As Lakers coach Byron Scott said, “He was one of those guys that made you feel like you had known him for a while, even if it was only 15 minutes.”
Though he had a common man quality to him, Saunders was far from ordinary. He inspired. He led. And he touched those he came in contact with.
This became apparent after the Timberwolves first heard word of his death during a pre-season practice last month. What happened next has been well-chronicled in the media. A devastated Kevin Garnett left the floor, walked to the parking garage and sat down in Saunders’ parking spot. A photo of that moment – Garnett’s back to the camera – was posted on the NBA forward’s Facebook page with these four words: “Forever in my heart....”
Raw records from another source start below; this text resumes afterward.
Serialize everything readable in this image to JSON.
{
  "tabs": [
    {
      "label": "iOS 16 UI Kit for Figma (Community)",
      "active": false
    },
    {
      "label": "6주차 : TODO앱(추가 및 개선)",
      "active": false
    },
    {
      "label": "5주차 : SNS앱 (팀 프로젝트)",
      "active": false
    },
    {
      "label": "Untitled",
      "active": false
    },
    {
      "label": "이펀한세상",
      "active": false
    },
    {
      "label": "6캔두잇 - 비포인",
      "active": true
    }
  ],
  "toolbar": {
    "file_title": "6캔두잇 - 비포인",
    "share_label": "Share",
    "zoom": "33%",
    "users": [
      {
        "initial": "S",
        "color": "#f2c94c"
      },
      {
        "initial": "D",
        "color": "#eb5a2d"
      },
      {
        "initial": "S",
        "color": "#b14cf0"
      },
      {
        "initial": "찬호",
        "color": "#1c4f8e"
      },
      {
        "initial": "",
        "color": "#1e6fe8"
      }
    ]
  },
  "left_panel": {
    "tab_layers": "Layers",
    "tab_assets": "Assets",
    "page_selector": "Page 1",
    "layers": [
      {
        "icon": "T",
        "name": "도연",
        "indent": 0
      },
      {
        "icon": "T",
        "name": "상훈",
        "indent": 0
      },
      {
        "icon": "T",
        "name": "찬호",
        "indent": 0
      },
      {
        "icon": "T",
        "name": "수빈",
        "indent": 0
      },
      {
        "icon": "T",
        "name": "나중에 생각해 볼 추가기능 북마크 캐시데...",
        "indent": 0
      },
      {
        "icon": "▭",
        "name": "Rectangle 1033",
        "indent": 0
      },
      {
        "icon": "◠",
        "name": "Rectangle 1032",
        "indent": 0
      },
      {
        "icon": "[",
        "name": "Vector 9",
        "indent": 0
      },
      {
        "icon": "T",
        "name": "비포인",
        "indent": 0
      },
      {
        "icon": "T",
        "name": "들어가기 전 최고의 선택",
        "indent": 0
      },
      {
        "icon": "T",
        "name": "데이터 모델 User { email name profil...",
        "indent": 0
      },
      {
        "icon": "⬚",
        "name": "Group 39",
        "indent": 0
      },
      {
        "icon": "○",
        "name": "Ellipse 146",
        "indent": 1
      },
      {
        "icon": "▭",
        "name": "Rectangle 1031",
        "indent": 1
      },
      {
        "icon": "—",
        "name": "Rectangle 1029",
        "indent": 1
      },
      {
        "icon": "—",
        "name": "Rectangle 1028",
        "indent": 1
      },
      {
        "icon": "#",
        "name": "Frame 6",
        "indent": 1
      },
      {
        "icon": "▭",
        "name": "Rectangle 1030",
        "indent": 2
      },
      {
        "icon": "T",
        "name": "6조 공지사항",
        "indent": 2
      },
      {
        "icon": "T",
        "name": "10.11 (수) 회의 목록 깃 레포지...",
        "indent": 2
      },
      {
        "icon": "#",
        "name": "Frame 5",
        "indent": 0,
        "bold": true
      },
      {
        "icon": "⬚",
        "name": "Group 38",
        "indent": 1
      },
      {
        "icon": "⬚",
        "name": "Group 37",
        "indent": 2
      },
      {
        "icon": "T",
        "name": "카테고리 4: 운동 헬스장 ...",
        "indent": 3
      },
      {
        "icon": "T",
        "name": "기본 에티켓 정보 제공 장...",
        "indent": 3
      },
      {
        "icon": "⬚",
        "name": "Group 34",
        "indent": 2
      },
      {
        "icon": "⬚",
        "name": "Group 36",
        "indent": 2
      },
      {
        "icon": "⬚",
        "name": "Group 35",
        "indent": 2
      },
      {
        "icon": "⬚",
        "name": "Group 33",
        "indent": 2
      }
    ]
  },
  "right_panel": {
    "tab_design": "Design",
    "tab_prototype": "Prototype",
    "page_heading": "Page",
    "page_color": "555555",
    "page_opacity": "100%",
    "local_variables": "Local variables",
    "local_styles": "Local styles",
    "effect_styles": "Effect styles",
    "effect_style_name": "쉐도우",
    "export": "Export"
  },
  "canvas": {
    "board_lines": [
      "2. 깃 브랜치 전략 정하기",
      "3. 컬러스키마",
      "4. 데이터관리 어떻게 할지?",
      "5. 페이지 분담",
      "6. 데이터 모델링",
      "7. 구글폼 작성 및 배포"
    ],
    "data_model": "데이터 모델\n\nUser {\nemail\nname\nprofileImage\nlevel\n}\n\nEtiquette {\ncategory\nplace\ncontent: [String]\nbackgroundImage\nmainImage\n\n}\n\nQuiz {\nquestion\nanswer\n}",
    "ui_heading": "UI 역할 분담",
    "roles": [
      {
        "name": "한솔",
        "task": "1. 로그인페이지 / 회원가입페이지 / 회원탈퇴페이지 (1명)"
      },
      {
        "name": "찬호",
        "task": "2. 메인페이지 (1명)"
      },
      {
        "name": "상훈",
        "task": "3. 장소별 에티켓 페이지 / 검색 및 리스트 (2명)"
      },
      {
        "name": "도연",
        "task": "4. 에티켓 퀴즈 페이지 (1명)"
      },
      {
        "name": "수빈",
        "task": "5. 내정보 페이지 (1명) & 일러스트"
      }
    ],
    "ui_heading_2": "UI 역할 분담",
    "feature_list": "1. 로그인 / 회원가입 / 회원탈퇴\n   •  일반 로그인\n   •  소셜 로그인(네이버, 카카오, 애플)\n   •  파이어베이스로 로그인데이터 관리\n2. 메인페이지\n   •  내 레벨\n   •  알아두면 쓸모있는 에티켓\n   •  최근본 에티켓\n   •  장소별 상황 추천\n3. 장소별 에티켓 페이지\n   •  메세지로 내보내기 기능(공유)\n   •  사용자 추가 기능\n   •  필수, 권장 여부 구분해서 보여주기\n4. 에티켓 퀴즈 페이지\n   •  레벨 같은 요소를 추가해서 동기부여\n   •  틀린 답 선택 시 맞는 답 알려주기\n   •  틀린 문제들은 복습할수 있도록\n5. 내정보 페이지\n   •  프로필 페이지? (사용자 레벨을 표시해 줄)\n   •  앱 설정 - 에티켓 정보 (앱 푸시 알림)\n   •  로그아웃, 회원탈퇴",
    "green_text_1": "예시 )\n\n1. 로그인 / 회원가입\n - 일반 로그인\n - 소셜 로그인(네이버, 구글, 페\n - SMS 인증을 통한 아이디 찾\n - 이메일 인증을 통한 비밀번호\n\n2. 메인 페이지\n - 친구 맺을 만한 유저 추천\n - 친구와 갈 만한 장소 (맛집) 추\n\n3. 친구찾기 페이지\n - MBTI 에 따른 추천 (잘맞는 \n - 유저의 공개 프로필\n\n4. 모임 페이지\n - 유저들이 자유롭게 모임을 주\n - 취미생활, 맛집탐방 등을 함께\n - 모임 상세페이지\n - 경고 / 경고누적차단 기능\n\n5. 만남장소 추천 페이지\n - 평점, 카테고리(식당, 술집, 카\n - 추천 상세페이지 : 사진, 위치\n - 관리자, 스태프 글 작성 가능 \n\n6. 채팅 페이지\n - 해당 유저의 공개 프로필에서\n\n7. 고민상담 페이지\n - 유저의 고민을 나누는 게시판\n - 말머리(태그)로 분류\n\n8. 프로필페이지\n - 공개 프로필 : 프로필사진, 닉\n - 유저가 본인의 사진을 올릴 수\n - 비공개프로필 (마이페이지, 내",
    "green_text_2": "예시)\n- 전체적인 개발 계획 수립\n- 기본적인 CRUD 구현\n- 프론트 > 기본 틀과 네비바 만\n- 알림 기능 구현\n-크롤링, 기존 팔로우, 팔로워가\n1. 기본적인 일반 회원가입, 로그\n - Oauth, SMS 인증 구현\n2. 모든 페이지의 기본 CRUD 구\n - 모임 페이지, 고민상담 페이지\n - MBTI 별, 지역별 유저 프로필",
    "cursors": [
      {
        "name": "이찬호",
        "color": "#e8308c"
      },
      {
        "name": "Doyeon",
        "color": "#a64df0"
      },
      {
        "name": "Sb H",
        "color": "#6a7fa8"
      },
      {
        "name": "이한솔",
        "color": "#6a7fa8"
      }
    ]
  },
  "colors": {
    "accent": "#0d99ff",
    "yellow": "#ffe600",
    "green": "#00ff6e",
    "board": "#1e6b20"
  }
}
Of course others took to social media to remember Saunders, who also served as the Timberwolves’ president of basketball operations. They described him as a kind man, a great coach and an even better person.
“He believed in me and taught me what it takes to be a good player and a better man,” the Wizards’ John Wall wrote on his Instagram page.
The Cavaliers Kevin Love, who played for Saunders in Minnesota, said the coach was a “great basketball mind and even better human being. You had a great impact on my life personally and professionally.”
And forward Thaddeus Young of the Nets tweeted that Saunders had a passion for his players.
Of course, there were tributes to Saunders prior to the Timberwolves first game against the Lakers. Both teams wore shirts (the Lakers wearing “Flip” on their warm-ups; the Timberwolves “WE” on theirs) and the Timberwolves had a patch on their jerseys to express their feelings towards a man who not only believed in others, but taught them to believe in themselves.
In doing so, Saunders left the world a much better place.
Words of an Icon: “I have a saying that potential is what you’re capable of doing, motivation determines what you do, and your character and attitude determines how well you do it.” – Flip Saunders